Once the announcement of the consolidation of the two companies was made, the price of shares allegedly “dropped considerably.” Apparently, Valeant shares have dropped by a whopping 70 per cent since last August due to supposedly questionable business practices.
The lawsuit was initiated by Toronto based law firm, Koskie Minsky LLP and has been filed in Ontario Superior Court. The suit covers all shareholders who bought shares of the company from between January 1, 2013 to a few weeks ago.
Valeant has since separated itself from Philidor and the company is still working on a response to the new class action.
Tentative settlement reached in Ontario class action for former residents of developmentally disabled institution
What would Tort Tuesday be without some kind of news about a residential facility class action?
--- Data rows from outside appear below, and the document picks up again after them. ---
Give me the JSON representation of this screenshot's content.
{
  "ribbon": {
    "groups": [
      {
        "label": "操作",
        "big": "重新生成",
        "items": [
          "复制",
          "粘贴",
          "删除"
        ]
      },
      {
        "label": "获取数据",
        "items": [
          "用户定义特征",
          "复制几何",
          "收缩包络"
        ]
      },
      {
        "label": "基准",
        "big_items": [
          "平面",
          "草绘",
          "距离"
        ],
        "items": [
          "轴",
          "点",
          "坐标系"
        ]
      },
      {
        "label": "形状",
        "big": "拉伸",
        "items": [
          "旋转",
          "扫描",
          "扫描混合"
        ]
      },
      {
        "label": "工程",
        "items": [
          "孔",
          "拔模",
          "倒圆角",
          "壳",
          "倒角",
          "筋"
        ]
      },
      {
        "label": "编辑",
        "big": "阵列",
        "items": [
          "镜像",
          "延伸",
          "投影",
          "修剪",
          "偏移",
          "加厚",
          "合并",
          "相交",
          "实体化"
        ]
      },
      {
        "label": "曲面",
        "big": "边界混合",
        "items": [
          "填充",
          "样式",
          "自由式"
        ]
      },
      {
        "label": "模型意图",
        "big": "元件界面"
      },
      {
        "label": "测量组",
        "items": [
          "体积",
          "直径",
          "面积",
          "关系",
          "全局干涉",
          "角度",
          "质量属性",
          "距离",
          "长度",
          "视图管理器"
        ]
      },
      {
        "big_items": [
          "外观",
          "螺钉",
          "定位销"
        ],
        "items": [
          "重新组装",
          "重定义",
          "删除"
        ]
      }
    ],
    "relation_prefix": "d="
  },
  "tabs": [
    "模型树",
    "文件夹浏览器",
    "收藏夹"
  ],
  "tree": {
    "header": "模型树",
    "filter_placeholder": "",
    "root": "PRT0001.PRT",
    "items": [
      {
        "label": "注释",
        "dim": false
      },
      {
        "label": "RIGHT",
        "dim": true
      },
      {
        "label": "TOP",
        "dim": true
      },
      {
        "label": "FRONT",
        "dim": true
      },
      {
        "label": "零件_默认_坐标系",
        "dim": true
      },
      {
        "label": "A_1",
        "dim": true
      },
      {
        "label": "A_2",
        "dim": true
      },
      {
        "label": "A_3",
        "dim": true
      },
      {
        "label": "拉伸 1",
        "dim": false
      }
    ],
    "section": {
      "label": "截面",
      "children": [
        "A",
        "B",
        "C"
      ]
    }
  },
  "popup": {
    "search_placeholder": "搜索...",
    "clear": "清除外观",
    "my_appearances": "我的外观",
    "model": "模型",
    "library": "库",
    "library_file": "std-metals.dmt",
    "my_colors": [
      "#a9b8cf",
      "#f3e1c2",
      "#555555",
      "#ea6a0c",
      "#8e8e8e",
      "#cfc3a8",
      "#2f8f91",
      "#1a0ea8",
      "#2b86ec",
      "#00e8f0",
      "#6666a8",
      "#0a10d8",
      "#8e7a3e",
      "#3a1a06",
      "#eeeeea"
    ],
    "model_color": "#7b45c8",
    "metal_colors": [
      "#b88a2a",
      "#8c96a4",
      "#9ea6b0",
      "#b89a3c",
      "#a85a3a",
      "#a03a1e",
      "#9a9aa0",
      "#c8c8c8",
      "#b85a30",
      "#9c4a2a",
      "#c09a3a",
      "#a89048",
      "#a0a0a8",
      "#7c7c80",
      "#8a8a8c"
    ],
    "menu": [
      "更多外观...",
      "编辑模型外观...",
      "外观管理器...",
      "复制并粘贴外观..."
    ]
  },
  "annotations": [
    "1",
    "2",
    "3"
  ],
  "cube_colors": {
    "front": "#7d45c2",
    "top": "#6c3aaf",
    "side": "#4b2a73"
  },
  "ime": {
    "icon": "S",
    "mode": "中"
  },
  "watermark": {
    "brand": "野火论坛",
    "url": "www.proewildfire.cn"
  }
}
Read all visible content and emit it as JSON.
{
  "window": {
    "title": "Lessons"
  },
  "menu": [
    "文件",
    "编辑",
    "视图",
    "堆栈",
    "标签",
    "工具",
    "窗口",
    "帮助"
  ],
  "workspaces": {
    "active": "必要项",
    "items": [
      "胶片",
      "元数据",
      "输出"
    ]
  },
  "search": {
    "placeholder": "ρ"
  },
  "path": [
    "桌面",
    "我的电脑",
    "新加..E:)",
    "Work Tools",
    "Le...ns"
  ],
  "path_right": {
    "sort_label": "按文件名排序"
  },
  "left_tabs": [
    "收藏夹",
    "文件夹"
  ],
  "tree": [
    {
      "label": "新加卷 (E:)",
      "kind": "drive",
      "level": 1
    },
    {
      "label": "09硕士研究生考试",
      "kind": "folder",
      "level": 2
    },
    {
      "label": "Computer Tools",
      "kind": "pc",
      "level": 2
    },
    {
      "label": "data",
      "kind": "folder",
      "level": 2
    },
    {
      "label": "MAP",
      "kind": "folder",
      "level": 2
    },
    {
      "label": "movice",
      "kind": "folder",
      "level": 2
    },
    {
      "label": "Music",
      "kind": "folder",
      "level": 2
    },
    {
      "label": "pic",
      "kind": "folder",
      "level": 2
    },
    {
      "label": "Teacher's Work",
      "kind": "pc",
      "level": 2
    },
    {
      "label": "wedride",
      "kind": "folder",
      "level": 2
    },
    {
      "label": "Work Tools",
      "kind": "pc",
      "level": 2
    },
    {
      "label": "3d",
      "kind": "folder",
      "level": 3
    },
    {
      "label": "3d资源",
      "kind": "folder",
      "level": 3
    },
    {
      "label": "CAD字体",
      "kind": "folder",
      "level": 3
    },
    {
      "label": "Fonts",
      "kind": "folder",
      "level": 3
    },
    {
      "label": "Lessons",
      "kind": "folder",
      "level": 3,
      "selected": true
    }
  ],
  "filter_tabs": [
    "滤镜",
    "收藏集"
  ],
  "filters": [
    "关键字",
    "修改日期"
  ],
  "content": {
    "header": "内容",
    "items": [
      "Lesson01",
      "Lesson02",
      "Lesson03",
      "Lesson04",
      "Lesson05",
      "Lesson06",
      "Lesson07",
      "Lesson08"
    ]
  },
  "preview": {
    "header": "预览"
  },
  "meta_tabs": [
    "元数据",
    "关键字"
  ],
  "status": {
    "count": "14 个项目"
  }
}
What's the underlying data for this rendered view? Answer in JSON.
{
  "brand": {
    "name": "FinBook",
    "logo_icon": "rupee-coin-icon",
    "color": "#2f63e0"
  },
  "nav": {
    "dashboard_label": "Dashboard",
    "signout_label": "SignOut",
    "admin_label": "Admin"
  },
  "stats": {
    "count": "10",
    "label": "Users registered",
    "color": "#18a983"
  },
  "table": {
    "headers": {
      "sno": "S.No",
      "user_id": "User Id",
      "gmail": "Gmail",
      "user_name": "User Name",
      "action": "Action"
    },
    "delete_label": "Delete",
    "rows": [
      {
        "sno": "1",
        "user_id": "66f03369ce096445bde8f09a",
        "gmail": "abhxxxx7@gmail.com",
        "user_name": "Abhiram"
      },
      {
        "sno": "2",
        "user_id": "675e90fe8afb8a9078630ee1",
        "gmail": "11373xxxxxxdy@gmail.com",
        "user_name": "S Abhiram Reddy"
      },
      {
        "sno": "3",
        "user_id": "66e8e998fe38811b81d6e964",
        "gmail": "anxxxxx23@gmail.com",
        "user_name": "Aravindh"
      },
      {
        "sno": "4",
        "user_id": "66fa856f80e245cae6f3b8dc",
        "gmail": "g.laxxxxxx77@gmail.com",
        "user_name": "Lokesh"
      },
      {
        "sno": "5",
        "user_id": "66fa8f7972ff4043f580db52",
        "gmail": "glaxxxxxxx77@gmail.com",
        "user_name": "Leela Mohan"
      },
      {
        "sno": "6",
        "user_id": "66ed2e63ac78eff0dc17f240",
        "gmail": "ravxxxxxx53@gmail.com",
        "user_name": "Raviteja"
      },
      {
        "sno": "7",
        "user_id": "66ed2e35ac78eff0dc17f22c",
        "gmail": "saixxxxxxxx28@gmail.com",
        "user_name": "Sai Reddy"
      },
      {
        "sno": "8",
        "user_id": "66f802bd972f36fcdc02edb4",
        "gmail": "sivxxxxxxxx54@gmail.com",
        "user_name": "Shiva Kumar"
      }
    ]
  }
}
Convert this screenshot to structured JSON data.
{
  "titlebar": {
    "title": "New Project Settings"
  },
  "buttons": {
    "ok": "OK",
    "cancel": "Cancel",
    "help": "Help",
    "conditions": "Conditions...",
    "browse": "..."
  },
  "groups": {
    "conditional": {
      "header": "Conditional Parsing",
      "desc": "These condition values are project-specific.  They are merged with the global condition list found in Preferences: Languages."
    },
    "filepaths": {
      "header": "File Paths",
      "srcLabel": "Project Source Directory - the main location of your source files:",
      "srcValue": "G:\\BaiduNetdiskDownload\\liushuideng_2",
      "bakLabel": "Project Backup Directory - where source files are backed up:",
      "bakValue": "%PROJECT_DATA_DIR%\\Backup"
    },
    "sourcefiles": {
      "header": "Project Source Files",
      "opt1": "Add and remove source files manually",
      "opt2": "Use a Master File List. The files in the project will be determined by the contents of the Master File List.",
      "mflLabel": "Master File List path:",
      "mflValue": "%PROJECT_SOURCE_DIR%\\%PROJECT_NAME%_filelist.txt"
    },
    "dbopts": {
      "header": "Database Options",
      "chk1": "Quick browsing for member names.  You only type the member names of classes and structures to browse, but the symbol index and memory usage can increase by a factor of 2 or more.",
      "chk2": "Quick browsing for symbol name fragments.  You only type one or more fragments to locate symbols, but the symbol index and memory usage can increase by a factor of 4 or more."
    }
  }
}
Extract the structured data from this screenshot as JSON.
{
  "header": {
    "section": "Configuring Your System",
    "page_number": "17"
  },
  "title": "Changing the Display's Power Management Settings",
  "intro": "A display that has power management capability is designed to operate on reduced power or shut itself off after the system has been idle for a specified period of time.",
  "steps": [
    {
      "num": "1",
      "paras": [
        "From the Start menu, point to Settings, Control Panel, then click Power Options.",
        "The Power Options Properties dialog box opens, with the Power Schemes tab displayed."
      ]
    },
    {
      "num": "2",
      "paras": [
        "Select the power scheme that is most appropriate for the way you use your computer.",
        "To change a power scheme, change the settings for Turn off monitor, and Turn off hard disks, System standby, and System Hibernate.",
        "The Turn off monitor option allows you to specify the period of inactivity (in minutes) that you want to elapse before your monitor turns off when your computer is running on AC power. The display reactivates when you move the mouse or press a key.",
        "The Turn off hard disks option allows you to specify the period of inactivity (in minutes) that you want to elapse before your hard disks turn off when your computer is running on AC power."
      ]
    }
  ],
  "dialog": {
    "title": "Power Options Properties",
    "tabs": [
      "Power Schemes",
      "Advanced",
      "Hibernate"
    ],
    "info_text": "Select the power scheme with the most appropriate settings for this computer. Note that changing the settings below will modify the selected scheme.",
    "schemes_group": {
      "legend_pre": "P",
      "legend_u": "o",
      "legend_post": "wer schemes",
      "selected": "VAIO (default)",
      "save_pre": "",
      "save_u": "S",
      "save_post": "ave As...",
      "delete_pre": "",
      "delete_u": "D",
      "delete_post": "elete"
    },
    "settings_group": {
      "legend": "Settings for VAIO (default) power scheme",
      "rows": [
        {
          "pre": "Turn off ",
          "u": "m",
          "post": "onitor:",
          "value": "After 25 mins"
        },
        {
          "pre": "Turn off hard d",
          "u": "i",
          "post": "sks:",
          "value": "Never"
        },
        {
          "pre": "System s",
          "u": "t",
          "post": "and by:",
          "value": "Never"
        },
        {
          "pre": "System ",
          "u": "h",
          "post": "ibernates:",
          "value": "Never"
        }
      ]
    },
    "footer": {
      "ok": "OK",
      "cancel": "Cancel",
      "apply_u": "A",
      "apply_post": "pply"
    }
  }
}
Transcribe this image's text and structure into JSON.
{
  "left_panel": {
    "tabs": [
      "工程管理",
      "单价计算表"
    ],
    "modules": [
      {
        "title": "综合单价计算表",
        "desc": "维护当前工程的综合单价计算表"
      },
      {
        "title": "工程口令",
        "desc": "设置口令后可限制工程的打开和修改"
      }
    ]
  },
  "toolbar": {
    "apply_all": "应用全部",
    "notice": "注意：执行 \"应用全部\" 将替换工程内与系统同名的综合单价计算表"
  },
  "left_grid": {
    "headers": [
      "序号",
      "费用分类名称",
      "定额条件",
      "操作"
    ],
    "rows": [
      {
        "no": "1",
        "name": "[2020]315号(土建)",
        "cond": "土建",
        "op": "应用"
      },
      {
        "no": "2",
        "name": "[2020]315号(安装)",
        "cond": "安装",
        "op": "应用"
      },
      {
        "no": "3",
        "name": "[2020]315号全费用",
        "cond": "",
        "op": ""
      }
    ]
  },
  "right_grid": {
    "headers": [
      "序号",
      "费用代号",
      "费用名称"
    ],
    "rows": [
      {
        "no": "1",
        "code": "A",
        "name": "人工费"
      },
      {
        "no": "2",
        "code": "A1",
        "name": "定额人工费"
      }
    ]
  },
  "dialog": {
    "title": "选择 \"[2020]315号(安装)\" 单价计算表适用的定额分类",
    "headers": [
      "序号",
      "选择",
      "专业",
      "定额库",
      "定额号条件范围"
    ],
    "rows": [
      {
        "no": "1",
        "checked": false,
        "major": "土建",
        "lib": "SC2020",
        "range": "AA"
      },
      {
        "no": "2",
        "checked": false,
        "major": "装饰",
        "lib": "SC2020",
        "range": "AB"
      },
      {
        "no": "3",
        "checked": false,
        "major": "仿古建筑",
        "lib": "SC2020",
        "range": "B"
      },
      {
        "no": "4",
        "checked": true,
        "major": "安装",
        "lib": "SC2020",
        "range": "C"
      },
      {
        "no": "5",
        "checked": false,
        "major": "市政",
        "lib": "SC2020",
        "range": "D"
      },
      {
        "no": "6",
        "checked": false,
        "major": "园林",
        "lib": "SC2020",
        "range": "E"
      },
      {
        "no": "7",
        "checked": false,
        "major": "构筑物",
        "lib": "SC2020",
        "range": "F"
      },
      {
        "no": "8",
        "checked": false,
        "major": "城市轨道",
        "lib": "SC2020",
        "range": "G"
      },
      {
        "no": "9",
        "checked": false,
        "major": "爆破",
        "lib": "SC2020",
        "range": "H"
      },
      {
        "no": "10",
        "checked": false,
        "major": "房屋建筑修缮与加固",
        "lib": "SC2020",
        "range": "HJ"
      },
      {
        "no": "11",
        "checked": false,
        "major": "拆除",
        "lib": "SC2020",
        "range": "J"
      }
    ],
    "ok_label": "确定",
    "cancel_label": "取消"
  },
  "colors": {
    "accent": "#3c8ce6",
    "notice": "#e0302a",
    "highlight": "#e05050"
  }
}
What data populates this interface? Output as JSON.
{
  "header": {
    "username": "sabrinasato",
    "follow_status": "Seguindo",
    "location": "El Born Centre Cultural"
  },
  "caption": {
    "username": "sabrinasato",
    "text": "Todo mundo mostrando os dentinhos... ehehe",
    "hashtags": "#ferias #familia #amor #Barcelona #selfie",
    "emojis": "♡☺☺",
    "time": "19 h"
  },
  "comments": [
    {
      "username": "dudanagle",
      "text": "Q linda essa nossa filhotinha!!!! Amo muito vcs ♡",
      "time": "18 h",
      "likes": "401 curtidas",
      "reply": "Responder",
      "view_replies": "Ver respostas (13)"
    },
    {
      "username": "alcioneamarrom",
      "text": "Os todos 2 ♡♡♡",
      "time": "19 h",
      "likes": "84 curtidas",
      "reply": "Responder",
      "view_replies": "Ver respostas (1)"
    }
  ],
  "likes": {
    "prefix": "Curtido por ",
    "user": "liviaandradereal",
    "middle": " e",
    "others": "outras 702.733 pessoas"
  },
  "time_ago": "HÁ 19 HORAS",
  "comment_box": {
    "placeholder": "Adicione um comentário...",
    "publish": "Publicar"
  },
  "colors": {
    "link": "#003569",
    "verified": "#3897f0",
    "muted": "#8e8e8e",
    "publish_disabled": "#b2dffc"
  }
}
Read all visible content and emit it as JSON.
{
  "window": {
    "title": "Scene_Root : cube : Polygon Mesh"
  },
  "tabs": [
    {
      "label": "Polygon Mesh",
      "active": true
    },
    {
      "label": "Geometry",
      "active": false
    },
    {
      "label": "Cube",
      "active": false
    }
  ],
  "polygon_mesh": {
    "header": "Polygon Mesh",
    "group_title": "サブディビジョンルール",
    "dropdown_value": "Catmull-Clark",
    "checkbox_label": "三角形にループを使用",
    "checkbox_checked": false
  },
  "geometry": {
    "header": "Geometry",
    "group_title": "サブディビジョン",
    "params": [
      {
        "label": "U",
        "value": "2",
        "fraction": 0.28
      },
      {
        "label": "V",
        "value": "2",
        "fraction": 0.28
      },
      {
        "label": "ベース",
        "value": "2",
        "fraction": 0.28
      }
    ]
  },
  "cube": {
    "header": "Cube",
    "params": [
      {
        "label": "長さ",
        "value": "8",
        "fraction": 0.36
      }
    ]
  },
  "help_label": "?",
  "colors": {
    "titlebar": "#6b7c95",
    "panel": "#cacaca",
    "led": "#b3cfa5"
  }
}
A tentative settlement deal has been reached with the province of Ontario in a lawsuit that covers 12 residential facilities for people who were developmentally disabled.
Residents at the Adult Occupational Centre in Edgar, Ontario between the dates of January 1, 1966 and March 31, 1999 are affected by the lawsuit as well as eleven other facilities across Ontario, including in Muskoka and Oro-Medonte Township.
Once again, Koskie Minsky LLP LLP, who is quite pleased with the tentative settlement, is representing the plaintiffs.
The deal is currently tentative, because it’s awaiting court approval. As notice for the class proceeding has already been given to former residents, who are eligible to take part in the lawsuit, the deal requires the court to sign off on it.
The province, on its part, says that if this settlement deal went through, it would provide eligible residents with a way to claim compensation. The process would be overseen by former Supreme Court Justice Ian Binnie and assessed by an independent claims administrator.
Volkswagen troubles continue
Oh Volkswagen, you can’t seem to catch a break.
Volkswagen, which is facing a slew of class-action lawsuits, put together a compensation package for North America, including Canada, which has Europe up in arms.
See: Tort Tuesday: Winnipeg lawyer files class action against VW
Apparently in North America, there is a no-strings compensation package in the amount of $1000 being offered for Audi owners, to which European owners of Audi aren’t entitled.
VW’s reasoning is that in North America there are less than half a million cars, but if the same compensation package were to be offered in Europe, VW would lose another $8.5 billion…in Euros not dollars. Ouch.
However, Europeans VW owners are frustrated over the lack of compensation being offered. VW has said it will not offer this type of compensation to its European customers.
Could Volkswagen possibly face a lawsuit due to this compensation scheme? Only time will tell.
VW has said that these compensation packages are offered freely and not to persuade people away from legal action against the company.